*Requirement*
The response should consist of the data reproduced word for word.

*Page and application data records*
***

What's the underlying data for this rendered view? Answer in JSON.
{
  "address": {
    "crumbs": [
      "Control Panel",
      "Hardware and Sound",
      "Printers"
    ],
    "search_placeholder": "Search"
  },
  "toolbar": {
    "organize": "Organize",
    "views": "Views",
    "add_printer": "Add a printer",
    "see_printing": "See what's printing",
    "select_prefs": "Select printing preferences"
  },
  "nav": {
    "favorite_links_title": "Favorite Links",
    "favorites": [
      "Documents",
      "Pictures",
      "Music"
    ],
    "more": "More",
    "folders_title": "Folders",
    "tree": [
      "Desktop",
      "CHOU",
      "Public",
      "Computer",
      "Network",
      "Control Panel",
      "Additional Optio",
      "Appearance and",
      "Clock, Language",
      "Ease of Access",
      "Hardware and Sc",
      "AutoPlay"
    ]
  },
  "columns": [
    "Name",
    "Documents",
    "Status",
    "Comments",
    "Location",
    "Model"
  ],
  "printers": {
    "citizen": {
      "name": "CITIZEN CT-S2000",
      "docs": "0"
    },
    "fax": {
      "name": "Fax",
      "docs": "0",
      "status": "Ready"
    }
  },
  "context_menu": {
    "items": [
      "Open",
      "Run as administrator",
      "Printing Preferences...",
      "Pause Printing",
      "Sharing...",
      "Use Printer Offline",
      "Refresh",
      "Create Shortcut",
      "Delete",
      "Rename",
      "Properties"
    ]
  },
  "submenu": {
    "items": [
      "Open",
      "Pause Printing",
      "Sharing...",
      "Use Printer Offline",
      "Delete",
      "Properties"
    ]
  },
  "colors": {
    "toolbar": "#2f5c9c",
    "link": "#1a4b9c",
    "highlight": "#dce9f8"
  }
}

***

*Your solution*
What's the underlying data for this rendered view? Answer in JSON.
{
  "address": {
    "crumbs": [
      "Control Panel",
      "Hardware and Sound",
      "Printers"
    ],
    "search_placeholder": "Search"
  },
  "toolbar": {
    "organize": "Organize",
    "views": "Views",
    "add_printer": "Add a printer",
    "see_printing": "See what's printing",
    "select_prefs": "Select printing preferences"
  },
  "nav": {
    "favorite_links_title": "Favorite Links",
    "favorites": [
      "Documents",
      "Pictures",
      "Music"
    ],
    "more": "More",
    "folders_title": "Folders",
    "tree": [
      "Desktop",
      "CHOU",
      "Public",
      "Computer",
      "Network",
      "Control Panel",
      "Additional Optio",
      "Appearance and",
      "Clock, Language",
      "Ease of Access",
      "Hardware and Sc",
      "AutoPlay"
    ]
  },
  "columns": [
    "Name",
    "Documents",
    "Status",
    "Comments",
    "Location",
    "Model"
  ],
  "printers": {
    "citizen": {
      "name": "CITIZEN CT-S2000",
      "docs": "0"
    },
    "fax": {
      "name": "Fax",
      "docs": "0",
      "status": "Ready"
    }
  },
  "context_menu": {
    "items": [
      "Open",
      "Run as administrator",
      "Printing Preferences...",
      "Pause Printing",
      "Sharing...",
      "Use Printer Offline",
      "Refresh",
      "Create Shortcut",
      "Delete",
      "Rename",
      "Properties"
    ]
  },
  "submenu": {
    "items": [
      "Open",
      "Pause Printing",
      "Sharing...",
      "Use Printer Offline",
      "Delete",
      "Properties"
    ]
  },
  "colors": {
    "toolbar": "#2f5c9c",
    "link": "#1a4b9c",
    "highlight": "#dce9f8"
  }
}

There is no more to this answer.